LATROBE, Jonx HAZLEIIURST ( 1803-91 ) , son of Benjamin 11. Latrobe (1764-1820), born in Philadelphia. He became a cadet in the United States Military Academy at West Point, and subsequently studied law with Robert G. Harper, of Baltimore, and was called to the bar in 1825, His services as counsel were soon en gaged by the Baltimore and Ohio Railroad, with which he remained connected until his death. He was also engaged by Ross Winans in certain important litigations before the Russian courts, respecting the construction of the railroad be tween Saint Petersburg and "Moscow. The well known 'Latrobe stove' or 'Baltimore heater' was his invention. Aside from his professional duties, he was conspicuous in his devotion to the welfare of Baltimore. Druid Hill Park owes much to his care. He was one of the founders and a life-long promoter of the Maryland Institute. For many years he was president of the Maryland Histori cal Society. Among the advocates of African colonization he was perhaps the foremost. For

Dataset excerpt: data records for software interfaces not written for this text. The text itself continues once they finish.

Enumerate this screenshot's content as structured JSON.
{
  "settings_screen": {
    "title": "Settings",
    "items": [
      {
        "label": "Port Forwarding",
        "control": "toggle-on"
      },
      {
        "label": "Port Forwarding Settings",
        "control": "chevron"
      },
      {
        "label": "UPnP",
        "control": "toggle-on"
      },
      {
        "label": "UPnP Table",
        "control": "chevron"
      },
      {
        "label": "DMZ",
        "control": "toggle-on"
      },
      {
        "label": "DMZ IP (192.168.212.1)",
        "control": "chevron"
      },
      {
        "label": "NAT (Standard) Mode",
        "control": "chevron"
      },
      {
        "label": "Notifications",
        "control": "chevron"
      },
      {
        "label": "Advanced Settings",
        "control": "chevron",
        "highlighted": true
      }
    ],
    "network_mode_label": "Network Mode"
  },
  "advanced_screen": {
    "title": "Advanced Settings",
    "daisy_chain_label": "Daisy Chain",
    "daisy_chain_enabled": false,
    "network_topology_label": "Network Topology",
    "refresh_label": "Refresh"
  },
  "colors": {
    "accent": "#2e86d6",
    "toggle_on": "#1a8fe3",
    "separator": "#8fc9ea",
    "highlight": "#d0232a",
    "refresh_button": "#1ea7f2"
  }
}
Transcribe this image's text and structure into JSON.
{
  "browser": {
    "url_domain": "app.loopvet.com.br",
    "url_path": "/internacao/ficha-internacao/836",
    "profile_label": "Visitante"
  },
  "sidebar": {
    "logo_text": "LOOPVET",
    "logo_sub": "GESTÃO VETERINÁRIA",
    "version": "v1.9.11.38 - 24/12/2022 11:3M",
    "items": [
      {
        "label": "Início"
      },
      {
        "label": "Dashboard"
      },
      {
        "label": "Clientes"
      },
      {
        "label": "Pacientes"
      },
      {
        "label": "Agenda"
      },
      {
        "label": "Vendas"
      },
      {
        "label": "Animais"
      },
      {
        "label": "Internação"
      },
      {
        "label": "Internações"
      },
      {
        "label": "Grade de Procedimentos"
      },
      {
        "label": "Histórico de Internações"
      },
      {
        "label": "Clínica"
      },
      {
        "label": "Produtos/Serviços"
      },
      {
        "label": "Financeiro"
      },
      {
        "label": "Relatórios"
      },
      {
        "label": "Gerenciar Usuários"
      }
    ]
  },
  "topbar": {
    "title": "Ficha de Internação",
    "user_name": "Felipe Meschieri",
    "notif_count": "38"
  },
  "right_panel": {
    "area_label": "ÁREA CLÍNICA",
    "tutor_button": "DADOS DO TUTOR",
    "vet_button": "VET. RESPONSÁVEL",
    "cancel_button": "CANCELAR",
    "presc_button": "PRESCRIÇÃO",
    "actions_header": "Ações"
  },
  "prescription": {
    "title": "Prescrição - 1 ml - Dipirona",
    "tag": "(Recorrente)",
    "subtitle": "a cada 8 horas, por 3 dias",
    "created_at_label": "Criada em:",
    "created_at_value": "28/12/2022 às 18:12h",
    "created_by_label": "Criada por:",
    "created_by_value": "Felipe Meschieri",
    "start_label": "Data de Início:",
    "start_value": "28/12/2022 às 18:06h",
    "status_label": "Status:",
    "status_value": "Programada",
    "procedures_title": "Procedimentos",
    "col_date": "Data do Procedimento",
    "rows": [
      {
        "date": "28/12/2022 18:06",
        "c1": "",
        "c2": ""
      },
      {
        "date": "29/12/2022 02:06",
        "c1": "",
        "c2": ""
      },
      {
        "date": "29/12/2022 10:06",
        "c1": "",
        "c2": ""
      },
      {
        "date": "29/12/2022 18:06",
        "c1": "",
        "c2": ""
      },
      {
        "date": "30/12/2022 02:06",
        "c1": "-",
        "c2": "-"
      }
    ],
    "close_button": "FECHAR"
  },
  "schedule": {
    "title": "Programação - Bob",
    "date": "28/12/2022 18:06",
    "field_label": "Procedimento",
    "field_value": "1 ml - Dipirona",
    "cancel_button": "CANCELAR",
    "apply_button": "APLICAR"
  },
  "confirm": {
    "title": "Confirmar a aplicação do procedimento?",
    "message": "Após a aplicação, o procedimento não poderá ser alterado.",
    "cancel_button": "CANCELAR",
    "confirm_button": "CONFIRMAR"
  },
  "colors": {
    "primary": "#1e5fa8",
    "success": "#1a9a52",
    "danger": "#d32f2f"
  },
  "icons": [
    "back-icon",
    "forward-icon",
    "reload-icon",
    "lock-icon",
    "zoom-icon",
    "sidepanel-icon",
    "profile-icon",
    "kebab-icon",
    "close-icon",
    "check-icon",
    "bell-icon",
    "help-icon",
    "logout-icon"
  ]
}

the colony of Maryland in Liberia, established at Cape Palmas, he prepared a charter under which a prosperous government was maintained for many years. After the death of Henry Clay he became president of the American Colonization Society. His History of Maryland in Liberia was published in 1885. Some of his writings relating to local history have a permanent value, as, his Life of Charles Carroll, Personal Re collections of the Baltimore and Ohio Railroad, and History of Mason and Dia-on's Line.— His son, FERDINAND CLAIBORNE (1833-1, waS born in Baltimore, was admitted to the bar in 1860, was chosen seven times Mayor of Balti more. and was repeatedly sent to the Maryland Legislature, serving twice as Speaker of the House of Delegates. He was always, whether in office or out of office, a prominent factor in the political affairs of his native city and State.